The first two panels on page 7 of the story heighten this mystery of Superboy’s past. Delbo and Giella draw the now 14 year-old hero as a phantom haunting his bedroom. “There’s something about time traveling I just don’t understand,” he thinks. The artists frame the young, disembodied hero in the light cast by the lamp on Clark Kent’s desk:
In the first panel, Superboy, a white and blue ghost, tries to scratch his head before he realizes, “There’s nothing there to scratch!” His posture echoes that of his alter ego, who sits studying at his desk. In the next panel, Superboy studies the books on his shelf: “Everything about this room is exactly as I remember it being when I was ten…” In the cliff-hanging final panel of the story, the 14 year-old Clark, now back in 1966, admits, “I’ve probed my super-memory to go over everything I did that week of the space-flight! I can remember every detail of the day before and the day after—but nothing about that day!”
I was hesitant to write about this comic because I remember being disappointed by it after returning home from the 7-11. The 8-year old me defined a good comic as one like The Avengers, filled with a large cast of colorful heroes. This issue of The New Adventures of Superboy only has one character who spends most of his time at school or on his bike. Even though I wasn’t a superhero, I had a bike and I had homework, too. I wanted a comic book which would transport me to places I didn’t recognize.
I had no idea when I began writing this entry that the second of these two Superboy stories, however, would be about the process of memory. I selected this issue because, of all the comics which my grandmother bought me when I was a child, this is one of only two, along with an issue of Strange Tales which I wrote about recently at The Comics Grid, which evokes a specific memory of the two of us together. That “Superboy Meets Superboy…Almost!” is about memory itself is a telling coincidence, perhaps, or one of Walter Benjamin’s secret, magical affinities.
This book, this quiet companion, has been waiting patiently to reveal its secrets, and perhaps it has taken me thirty years to learn how to read it.
I have saved this comic for three decades not for its stories or for its art, but because when I see the cover again I remember Oakville, Connecticut in November or December of 1981, as my grandmother and I walk past the brook which runs parallel with Pullen Ave. It is cold and damp, but she is holding my hand, and I am not at school, and I am careful to walk close to her as we cross Bamford Avenue to the driveway of our house. And like Superboy I am a ghost in that world as I watch the two of us walking home. Meanwhile, here in the present, in Chicago, I stare at a yellowed, fading book which like the hero’s time vortex returns me to my childhood.
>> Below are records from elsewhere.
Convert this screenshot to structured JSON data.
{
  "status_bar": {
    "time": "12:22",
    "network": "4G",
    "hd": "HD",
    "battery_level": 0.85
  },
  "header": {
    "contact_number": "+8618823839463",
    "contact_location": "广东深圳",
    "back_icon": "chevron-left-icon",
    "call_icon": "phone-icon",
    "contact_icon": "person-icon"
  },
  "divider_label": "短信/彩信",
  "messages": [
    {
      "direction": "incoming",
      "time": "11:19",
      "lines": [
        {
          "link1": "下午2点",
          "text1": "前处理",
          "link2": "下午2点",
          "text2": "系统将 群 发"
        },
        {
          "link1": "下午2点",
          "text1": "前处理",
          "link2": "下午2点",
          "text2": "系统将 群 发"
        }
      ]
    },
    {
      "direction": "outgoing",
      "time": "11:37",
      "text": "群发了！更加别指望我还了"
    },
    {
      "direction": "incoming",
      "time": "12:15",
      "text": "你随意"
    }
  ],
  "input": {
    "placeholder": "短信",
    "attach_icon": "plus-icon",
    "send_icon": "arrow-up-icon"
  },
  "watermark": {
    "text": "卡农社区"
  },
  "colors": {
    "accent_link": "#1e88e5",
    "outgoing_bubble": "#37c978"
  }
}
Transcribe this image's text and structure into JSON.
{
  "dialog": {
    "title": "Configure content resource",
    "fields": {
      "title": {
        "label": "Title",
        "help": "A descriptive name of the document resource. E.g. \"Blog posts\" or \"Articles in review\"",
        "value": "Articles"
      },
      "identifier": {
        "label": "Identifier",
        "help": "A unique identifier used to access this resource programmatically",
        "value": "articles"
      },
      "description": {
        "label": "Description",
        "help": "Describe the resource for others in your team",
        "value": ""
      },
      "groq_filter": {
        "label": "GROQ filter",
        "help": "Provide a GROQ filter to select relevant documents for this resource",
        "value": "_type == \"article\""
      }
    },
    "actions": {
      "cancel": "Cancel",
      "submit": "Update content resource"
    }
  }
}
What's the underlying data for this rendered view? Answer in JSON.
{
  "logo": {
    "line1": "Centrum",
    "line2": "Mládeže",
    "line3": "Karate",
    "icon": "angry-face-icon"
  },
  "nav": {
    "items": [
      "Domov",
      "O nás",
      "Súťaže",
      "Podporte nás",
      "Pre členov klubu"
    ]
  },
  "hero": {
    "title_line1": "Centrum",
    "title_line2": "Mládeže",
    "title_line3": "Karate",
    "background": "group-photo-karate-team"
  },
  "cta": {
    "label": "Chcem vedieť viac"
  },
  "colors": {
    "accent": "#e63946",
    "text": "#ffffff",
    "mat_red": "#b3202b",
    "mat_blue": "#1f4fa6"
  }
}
Unlike Superboy, who cannot remember the day he saved the rocket, I can recall this quiet walk home, even without the alien gift of supermemory, and so for a few moments I inhabit that space, and see her again in the same perfect clarity as the four-color images in this comic book.
Happy birthday, Grammy.